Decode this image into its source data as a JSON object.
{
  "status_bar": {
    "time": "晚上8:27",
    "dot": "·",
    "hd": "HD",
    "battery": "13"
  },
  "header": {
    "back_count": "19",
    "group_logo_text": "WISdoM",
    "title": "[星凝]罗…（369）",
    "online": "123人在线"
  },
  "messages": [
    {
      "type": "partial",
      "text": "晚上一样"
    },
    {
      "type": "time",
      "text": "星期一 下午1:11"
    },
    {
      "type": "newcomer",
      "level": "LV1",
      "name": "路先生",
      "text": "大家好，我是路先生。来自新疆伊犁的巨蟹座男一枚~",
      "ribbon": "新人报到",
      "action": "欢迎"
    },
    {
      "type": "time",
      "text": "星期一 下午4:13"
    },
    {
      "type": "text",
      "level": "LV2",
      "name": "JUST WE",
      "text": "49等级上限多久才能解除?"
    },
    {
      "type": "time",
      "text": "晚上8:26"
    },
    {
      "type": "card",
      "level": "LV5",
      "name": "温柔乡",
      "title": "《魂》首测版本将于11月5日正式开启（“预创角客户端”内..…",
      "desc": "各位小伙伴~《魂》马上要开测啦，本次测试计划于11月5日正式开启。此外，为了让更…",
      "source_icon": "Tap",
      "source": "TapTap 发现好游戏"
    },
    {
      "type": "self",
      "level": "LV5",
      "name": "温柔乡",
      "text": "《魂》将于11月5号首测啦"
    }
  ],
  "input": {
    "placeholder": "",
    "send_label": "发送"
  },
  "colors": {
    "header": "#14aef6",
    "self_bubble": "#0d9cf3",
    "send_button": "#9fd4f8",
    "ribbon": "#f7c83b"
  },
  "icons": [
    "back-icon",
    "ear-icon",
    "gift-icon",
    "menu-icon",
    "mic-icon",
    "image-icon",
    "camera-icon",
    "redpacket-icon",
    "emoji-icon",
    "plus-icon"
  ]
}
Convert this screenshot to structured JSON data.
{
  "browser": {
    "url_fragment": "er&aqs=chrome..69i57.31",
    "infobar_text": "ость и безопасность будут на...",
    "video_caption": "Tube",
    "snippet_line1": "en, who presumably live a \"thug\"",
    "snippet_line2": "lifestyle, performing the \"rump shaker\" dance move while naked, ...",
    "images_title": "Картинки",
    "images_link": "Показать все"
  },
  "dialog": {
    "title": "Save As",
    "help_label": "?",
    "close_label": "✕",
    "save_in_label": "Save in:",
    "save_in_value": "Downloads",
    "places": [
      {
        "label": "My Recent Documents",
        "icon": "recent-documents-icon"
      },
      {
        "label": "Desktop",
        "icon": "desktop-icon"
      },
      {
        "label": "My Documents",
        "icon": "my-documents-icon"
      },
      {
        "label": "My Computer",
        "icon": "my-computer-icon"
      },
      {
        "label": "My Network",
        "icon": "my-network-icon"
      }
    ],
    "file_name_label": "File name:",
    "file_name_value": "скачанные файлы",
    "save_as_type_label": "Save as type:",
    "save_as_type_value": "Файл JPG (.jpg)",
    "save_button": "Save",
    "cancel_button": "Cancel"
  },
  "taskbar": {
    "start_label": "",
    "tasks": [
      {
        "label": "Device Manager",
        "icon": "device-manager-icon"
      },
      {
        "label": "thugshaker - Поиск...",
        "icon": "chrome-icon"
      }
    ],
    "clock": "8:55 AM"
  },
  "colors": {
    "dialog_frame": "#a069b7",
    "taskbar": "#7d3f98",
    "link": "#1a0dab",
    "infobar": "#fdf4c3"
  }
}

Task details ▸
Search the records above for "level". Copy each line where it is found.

Output of the task ▸
      "level": "LV1",
      "level": "LV2",
      "level": "LV5",
      "level": "LV5",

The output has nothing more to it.